■ Dataset items:
------------------------------

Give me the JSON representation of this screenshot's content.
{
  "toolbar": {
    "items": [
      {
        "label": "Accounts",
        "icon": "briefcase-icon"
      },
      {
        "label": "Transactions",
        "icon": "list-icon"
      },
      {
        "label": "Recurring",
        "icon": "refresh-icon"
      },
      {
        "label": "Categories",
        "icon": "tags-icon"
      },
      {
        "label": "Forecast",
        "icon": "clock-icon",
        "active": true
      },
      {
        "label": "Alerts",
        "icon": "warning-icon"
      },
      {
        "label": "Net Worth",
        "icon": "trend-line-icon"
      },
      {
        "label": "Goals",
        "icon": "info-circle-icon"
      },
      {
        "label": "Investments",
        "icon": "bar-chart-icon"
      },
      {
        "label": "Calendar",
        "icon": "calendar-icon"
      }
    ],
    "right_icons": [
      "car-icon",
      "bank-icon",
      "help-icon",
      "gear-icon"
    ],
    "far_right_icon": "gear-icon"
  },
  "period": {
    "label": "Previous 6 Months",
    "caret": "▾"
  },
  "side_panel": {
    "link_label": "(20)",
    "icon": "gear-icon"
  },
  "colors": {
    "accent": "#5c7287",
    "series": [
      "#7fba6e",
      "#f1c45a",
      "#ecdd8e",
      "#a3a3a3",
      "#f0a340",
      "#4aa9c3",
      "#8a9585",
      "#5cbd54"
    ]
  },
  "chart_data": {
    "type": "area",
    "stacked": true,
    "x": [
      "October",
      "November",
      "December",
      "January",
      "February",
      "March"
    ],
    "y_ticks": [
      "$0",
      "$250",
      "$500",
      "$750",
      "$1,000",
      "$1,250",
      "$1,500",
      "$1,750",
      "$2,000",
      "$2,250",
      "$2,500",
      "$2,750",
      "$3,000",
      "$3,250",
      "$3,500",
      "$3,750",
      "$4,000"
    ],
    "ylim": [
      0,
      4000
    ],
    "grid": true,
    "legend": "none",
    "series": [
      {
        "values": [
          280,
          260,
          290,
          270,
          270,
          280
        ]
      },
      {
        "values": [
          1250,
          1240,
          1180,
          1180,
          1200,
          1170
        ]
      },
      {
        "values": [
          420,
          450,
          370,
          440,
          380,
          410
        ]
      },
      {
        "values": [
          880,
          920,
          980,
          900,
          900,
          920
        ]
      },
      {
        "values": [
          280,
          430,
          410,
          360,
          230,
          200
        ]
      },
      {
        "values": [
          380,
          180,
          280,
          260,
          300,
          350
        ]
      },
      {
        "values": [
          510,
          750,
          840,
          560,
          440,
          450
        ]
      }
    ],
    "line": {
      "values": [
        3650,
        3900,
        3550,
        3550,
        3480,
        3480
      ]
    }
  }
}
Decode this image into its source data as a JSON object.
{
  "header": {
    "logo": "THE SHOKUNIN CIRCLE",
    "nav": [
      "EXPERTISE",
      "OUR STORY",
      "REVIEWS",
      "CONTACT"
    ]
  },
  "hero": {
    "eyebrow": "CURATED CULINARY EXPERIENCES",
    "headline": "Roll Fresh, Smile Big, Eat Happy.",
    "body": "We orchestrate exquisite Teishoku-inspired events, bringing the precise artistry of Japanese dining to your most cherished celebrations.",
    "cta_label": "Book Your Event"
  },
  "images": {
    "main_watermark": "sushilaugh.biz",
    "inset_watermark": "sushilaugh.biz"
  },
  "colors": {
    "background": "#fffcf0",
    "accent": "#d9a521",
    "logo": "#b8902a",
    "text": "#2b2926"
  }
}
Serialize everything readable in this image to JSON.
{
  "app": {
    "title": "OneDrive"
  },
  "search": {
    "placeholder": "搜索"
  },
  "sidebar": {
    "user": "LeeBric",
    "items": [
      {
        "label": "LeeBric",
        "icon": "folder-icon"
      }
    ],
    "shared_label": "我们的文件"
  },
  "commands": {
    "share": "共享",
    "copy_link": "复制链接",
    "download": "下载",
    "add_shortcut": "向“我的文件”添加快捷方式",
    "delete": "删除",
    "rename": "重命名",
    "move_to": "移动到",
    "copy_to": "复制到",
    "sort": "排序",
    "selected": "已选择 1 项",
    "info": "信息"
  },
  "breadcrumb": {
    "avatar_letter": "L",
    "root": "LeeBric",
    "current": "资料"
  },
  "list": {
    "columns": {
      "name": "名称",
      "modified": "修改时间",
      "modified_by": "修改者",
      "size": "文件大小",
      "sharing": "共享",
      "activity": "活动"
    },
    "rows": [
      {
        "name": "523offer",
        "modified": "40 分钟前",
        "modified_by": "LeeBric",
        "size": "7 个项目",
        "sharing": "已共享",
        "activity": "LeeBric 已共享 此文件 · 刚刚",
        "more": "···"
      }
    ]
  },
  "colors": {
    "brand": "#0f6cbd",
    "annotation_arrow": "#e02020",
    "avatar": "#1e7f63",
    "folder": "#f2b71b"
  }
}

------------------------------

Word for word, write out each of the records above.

■ TASK ANSWER:
Give me the JSON representation of this screenshot's content.
{
  "toolbar": {
    "items": [
      {
        "label": "Accounts",
        "icon": "briefcase-icon"
      },
      {
        "label": "Transactions",
        "icon": "list-icon"
      },
      {
        "label": "Recurring",
        "icon": "refresh-icon"
      },
      {
        "label": "Categories",
        "icon": "tags-icon"
      },
      {
        "label": "Forecast",
        "icon": "clock-icon",
        "active": true
      },
      {
        "label": "Alerts",
        "icon": "warning-icon"
      },
      {
        "label": "Net Worth",
        "icon": "trend-line-icon"
      },
      {
        "label": "Goals",
        "icon": "info-circle-icon"
      },
      {
        "label": "Investments",
        "icon": "bar-chart-icon"
      },
      {
        "label": "Calendar",
        "icon": "calendar-icon"
      }
    ],
    "right_icons": [
      "car-icon",
      "bank-icon",
      "help-icon",
      "gear-icon"
    ],
    "far_right_icon": "gear-icon"
  },
  "period": {
    "label": "Previous 6 Months",
    "caret": "▾"
  },
  "side_panel": {
    "link_label": "(20)",
    "icon": "gear-icon"
  },
  "colors": {
    "accent": "#5c7287",
    "series": [
      "#7fba6e",
      "#f1c45a",
      "#ecdd8e",
      "#a3a3a3",
      "#f0a340",
      "#4aa9c3",
      "#8a9585",
      "#5cbd54"
    ]
  },
  "chart_data": {
    "type": "area",
    "stacked": true,
    "x": [
      "October",
      "November",
      "December",
      "January",
      "February",
      "March"
    ],
    "y_ticks": [
      "$0",
      "$250",
      "$500",
      "$750",
      "$1,000",
      "$1,250",
      "$1,500",
      "$1,750",
      "$2,000",
      "$2,250",
      "$2,500",
      "$2,750",
      "$3,000",
      "$3,250",
      "$3,500",
      "$3,750",
      "$4,000"
    ],
    "ylim": [
      0,
      4000
    ],
    "grid": true,
    "legend": "none",
    "series": [
      {
        "values": [
          280,
          260,
          290,
          270,
          270,
          280
        ]
      },
      {
        "values": [
          1250,
          1240,
          1180,
          1180,
          1200,
          1170
        ]
      },
      {
        "values": [
          420,
          450,
          370,
          440,
          380,
          410
        ]
      },
      {
        "values": [
          880,
          920,
          980,
          900,
          900,
          920
        ]
      },
      {
        "values": [
          280,
          430,
          410,
          360,
          230,
          200
        ]
      },
      {
        "values": [
          380,
          180,
          280,
          260,
          300,
          350
        ]
      },
      {
        "values": [
          510,
          750,
          840,
          560,
          440,
          450
        ]
      }
    ],
    "line": {
      "values": [
        3650,
        3900,
        3550,
        3550,
        3480,
        3480
      ]
    }
  }
}
Decode this image into its source data as a JSON object.
{
  "header": {
    "logo": "THE SHOKUNIN CIRCLE",
    "nav": [
      "EXPERTISE",
      "OUR STORY",
      "REVIEWS",
      "CONTACT"
    ]
  },
  "hero": {
    "eyebrow": "CURATED CULINARY EXPERIENCES",
    "headline": "Roll Fresh, Smile Big, Eat Happy.",
    "body": "We orchestrate exquisite Teishoku-inspired events, bringing the precise artistry of Japanese dining to your most cherished celebrations.",
    "cta_label": "Book Your Event"
  },
  "images": {
    "main_watermark": "sushilaugh.biz",
    "inset_watermark": "sushilaugh.biz"
  },
  "colors": {
    "background": "#fffcf0",
    "accent": "#d9a521",
    "logo": "#b8902a",
    "text": "#2b2926"
  }
}
Serialize everything readable in this image to JSON.
{
  "app": {
    "title": "OneDrive"
  },
  "search": {
    "placeholder": "搜索"
  },
  "sidebar": {
    "user": "LeeBric",
    "items": [
      {
        "label": "LeeBric",
        "icon": "folder-icon"
      }
    ],
    "shared_label": "我们的文件"
  },
  "commands": {
    "share": "共享",
    "copy_link": "复制链接",
    "download": "下载",
    "add_shortcut": "向“我的文件”添加快捷方式",
    "delete": "删除",
    "rename": "重命名",
    "move_to": "移动到",
    "copy_to": "复制到",
    "sort": "排序",
    "selected": "已选择 1 项",
    "info": "信息"
  },
  "breadcrumb": {
    "avatar_letter": "L",
    "root": "LeeBric",
    "current": "资料"
  },
  "list": {
    "columns": {
      "name": "名称",
      "modified": "修改时间",
      "modified_by": "修改者",
      "size": "文件大小",
      "sharing": "共享",
      "activity": "活动"
    },
    "rows": [
      {
        "name": "523offer",
        "modified": "40 分钟前",
        "modified_by": "LeeBric",
        "size": "7 个项目",
        "sharing": "已共享",
        "activity": "LeeBric 已共享 此文件 · 刚刚",
        "more": "···"
      }
    ]
  },
  "colors": {
    "brand": "#0f6cbd",
    "annotation_arrow": "#e02020",
    "avatar": "#1e7f63",
    "folder": "#f2b71b"
  }
}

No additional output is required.